Sunday marks Atlanta Streets Alive’s fifth event, the idea for which is credited to the city of Bogotá, Columbia where events centered around ciclovías (Spanish for “bike path”) have taken place since 1976. Today, certain main streets of Bogotá are blocked to traffic from 7a.m. to 2p.m. every Sunday, drawing over 800,000 people each week to run, walk, skate, cycle or partake in aerobics, yoga, and other various activities. Past Atlanta Streets Alive events have garnered an average of 3,400 attendees but this year’s goal is to attract at least 10,000 people to the streets, so come out this Sunday and show your support for creating safer, livable streets. More information (including an activity map) is available at http://www.atlantastreetsalive.com/.

You Can Always Go Downtown

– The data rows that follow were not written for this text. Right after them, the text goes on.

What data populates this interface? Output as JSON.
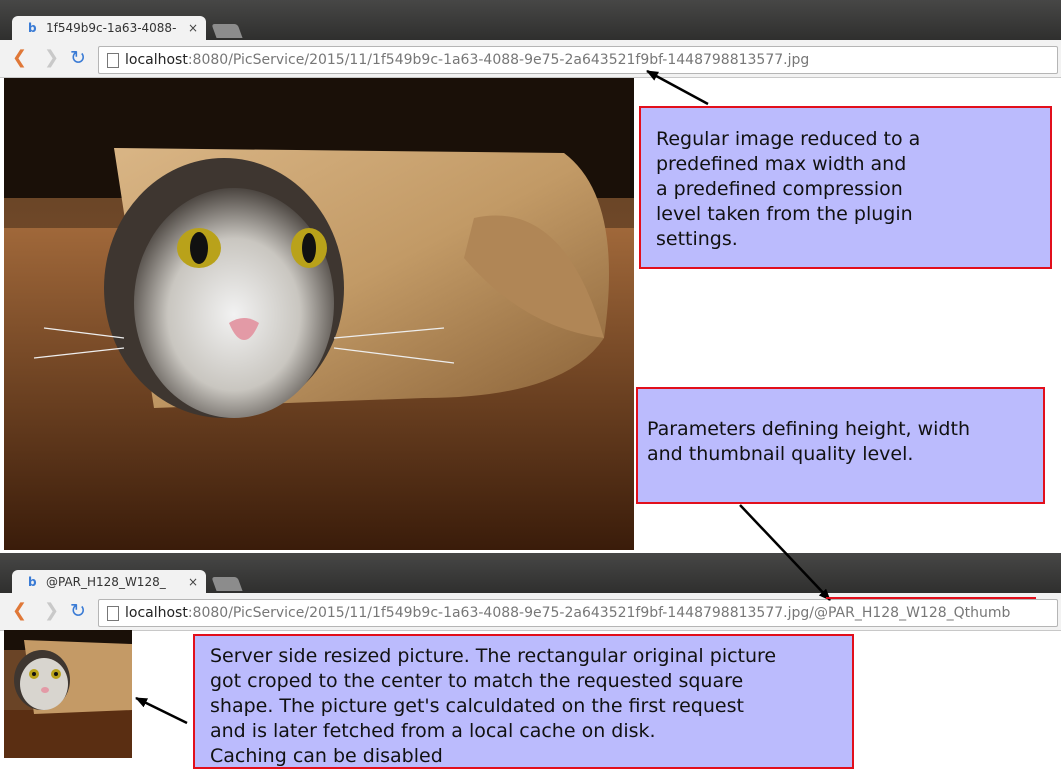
{
  "window1": {
    "tab_title": "1f549b9c-1a63-4088-",
    "tab_close": "×",
    "url_host": "localhost",
    "url_rest": ":8080/PicService/2015/11/1f549b9c-1a63-4088-9e75-2a643521f9bf-1448798813577.jpg"
  },
  "window2": {
    "tab_title": "@PAR_H128_W128_",
    "tab_close": "×",
    "url_host": "localhost",
    "url_rest": ":8080/PicService/2015/11/1f549b9c-1a63-4088-9e75-2a643521f9bf-1448798813577.jpg/@PAR_H128_W128_Qthumb"
  },
  "nav": {
    "back": "❮",
    "forward": "❯",
    "reload": "↻"
  },
  "annotations": {
    "regular_image": "Regular image reduced to a\npredefined max width and\na predefined compression\nlevel taken from the plugin\nsettings.",
    "parameters": "Parameters defining height, width\nand thumbnail quality level.",
    "server_side": "Server side resized picture. The rectangular original picture\ngot croped to the center to match the requested square\nshape. The picture get's calculdated on the first request\nand is later fetched from a local cache on disk.\nCaching can be disabled"
  },
  "colors": {
    "annotation_fill": "#bbbbfd",
    "annotation_border": "#e20f1c",
    "arrow": "#000000"
  },
  "icons": [
    "favicon-icon",
    "close-icon",
    "new-tab-icon",
    "back-icon",
    "forward-icon",
    "reload-icon",
    "page-icon",
    "arrow-icon"
  ]
}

According to the 2010 Census, for the first time in decades, metropolitan areas have grown all across the country. Between 2000 and 2010, there has been a huge increases in residents in and around downtown areas. Cities with a  population of more than 5 million saw a 13 percent growth rate of areas within two miles of city hall (where, for all intents and purposes, is the central downtown area of a city). The total metropolitan area population was at 258 million in 2010, and 16.1 million of these residents lived within 2 miles of the city hall. And 21 percent of America’s total metro population—54 million people—live within 4 miles of city hall.

All this data does not mean to conclude that people aren’t still moving into suburbs and away from metro areas. Some cities like New Orleans and Baltimore saw a decrease of up to 30% in there metropolitan populations.

But for now, and for the first time in a while, it seems like we’re moving back to central city. Hello urban renewal.

skylineJeffrey Preis